— J
e w i s h
iteratur e
w ed en
5 9
Some of the most prominent Jewish families are treated com­
prehensively. They include Henriques:
Stamtavlen Henriques
Danish, by Jul. Margolinsky, 1949; Warburg:
und Nachfahrentafeln,
Hamburg, 1937; Ruben:
Stammtafeln der
Hamburger Familie Renner-Ruben ca. 1650-1913,
edited by
Moritz Ruben, Stockholm, 1913; Lamm: by Rud. Simonis, 1942;
Bonnier: by the same author, 1956; Marcus: by Ludvig Marcus,
Sweden has produced many Jewish essayists, novelists, play­
wrights and poets. The first three professors in the history of
literature at Stockholm Univerity were Jews: Oscar Levertin,
Karl Warburg and Martin Lamm. Lamm and Ragnar Josephson
have been members of the Swedish Academy (“One of the 18”).
Levertin (1862-1906) was also an authentic poet who wrote fine
Jewish verse;
perhaps his best novel, has a Swedish-
Jewish theme.
Ragnar Josephson (born 1891), in addition to being a pro­
fessor of the arts, is a dramatist and poet. He wrote a volume
of Jewish poems and, together with Rabbi Ehrenpreis, translated
modern Hebrew poetry into Swedish. His nephew, Erland Joseph­
son, is an actor, a distinguished dramatist, and a fine novelist.
The psychology of anti-Semitism is the theme of some of his
Viveka Heyman has presented modern Hebrew literature in
Swedish. Novels centering around Jewish motifs have been pub­
lished by Jules Berman and by some of “the saved of 1945”—
Mira Teeman and Zenia (Marcinkowa-) Larsson. The excellent
German-Jewish poet Nelly Sachs lives in Sweden.
Swedish Jews have produced an imposing array of great names
in nearly all fields of science and belles-lettres, especially in
medicine, in political economy (David Davidson, Eli F. Heck-
scher) and, as we have seen, in the history of literature. In this
field the greatest name is that of Henrik Schueck (1855-1947),

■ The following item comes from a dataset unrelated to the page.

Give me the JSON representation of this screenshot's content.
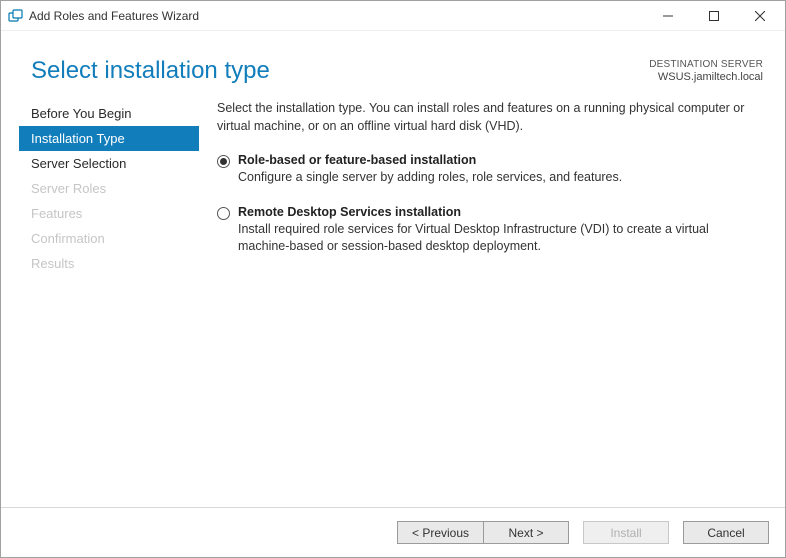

a half-Jew who was “One of the 18.”
One cannot write about Jewish literature in Sweden without
mentioning the libraries. The Stockholm community possesses
an important library of more than 10,000 volumes,5 mostly
Hebraica and Judaica. Regarding other collections of Judaica
I must state, with the hope that I shall not be adjudged lacking
in humility, that only my own is worthy of mention. It contains
nearly 5,000 volumes and 4,000 pamphlets.
Guide to the Jewish Libraries of the World
gives 20,000 (1959) .